where the map $\phi_*$ is some kind of “pushforward” or “integration along the fibers”; this map uses the virtual fundamental class
there is also a map
with $g = g_1 + g_2$ and $n = n_1 + n_2$ obtained by gluing the last marked point of the first curve to the first marked point of the second curve.
so consider now the combination of these two maps
where the bottom right iso uses the Künneth formula
here $\Delta_a$ is a homogeneous basis of $H^\bullet(X)$
where
so this diagram above says that this satisfies the sewing laws that defines a quantum field theory.
There are various other axioms that Gromov-Witten theory must satisfy, but the sewing law above is the most important. The hard part of all of this is constructing the virtual fundamental class, and then proving that this class indeed makes the sewing law and the other axioms (which I have omitted) satisfied.
The above discussion does not yet reveal much of the rich structure of Gromov-Witten invariants. But GW invariants indeed have a very rich and beautiful mathematical structure. Indeed, if we look at just the easiest part of the theory, namely g=0, we are lead to quantum cohomology and Frobenius manifolds.
There is also the mirror symmetry conjecture, which roughly posits that the GW invariants can be found via calculations that a priori seem completely unrelated.
M. Kontsevich, Yu. Manin, Gromov-Witten classes, quantum cohomology, and enumerative geometry, Comm. Math. Phys. 164 (1994), no. 3, 525–562 (euclid).
Yuri Manin, Frobenius manifolds, quantum cohomology and moduli spaces, Amer. Math. Soc., Providence, RI, 1999.
W. Fulton, R. Pandharipande, Notes on stable maps and quantum cohomology, in: Algebraic Geometry- Santa uz 1995 ed. Kollar, Lazersfeld, Morrison. Proc. Symp. Pure Math. 62, 45–96 (1997)
J Robbin, D A Salamon, A construction of the Deligne-Mumford orbifold, J. Eur. Math. Soc. (JEMS) 8 (2006), no. 4, 611–699 (arxiv; pdf at JEMS); corrigendum J. Eur. Math. Soc. (JEMS) 9 (2007), no. 4, 901–905 (pdf at JEMS).
J Robbin, Y Ruan, D A Salamon, The moduli space of regular stable maps, Math. Z. 259 (2008), no. 3, 525–574 (doi).
Martin A. Guest, From quantum cohomology to integrable systems, Oxford Graduate Texts in Mathematics, 15. Oxford University Press, Oxford, 2008. xxx+305 pp.

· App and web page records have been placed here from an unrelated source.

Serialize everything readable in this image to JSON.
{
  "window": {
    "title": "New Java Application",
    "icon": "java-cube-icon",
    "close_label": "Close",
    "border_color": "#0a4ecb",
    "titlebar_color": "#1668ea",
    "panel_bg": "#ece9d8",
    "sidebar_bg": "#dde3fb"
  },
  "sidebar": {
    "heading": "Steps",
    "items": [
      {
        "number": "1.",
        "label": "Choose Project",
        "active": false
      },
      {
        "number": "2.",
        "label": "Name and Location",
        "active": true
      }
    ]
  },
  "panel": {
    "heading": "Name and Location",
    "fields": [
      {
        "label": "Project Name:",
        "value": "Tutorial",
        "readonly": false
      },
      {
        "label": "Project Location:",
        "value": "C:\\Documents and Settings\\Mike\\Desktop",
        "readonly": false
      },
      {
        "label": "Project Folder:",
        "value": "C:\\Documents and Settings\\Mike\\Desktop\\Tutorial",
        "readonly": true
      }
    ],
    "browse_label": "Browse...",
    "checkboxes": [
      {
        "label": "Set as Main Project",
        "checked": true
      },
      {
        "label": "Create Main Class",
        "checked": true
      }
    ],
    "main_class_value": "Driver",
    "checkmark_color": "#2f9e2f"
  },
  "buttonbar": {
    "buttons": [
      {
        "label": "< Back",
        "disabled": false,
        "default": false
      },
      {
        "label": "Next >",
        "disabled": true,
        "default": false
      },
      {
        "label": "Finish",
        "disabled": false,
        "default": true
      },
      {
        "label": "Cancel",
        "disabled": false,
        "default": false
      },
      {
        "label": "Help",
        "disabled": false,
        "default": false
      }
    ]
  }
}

Joachim Kock, Israel Vainsencher, An invitation to quantum cohomology. Kontsevich’s formula for rational plane curves, Progress in Mathematics, 249. Birkhäuser Boston, Inc., Boston, MA, 2007. xiv+159 pp.
Sheldon Katz, Enumerative geometry and string theory, Student Math. Library 32. IAS/Park City AMS & IAS 2006. xiv+206 pp.
Eleny-Nicoleta Ionel, Thomas H. Parker, Relative Gromov-Witten invariants, Ann. of Math. (2) 157 (2003), no. 1, 45–96 (doi).
Last revised on July 12, 2020 at 12:38:11. See the history of this page for a list of all contributions to it.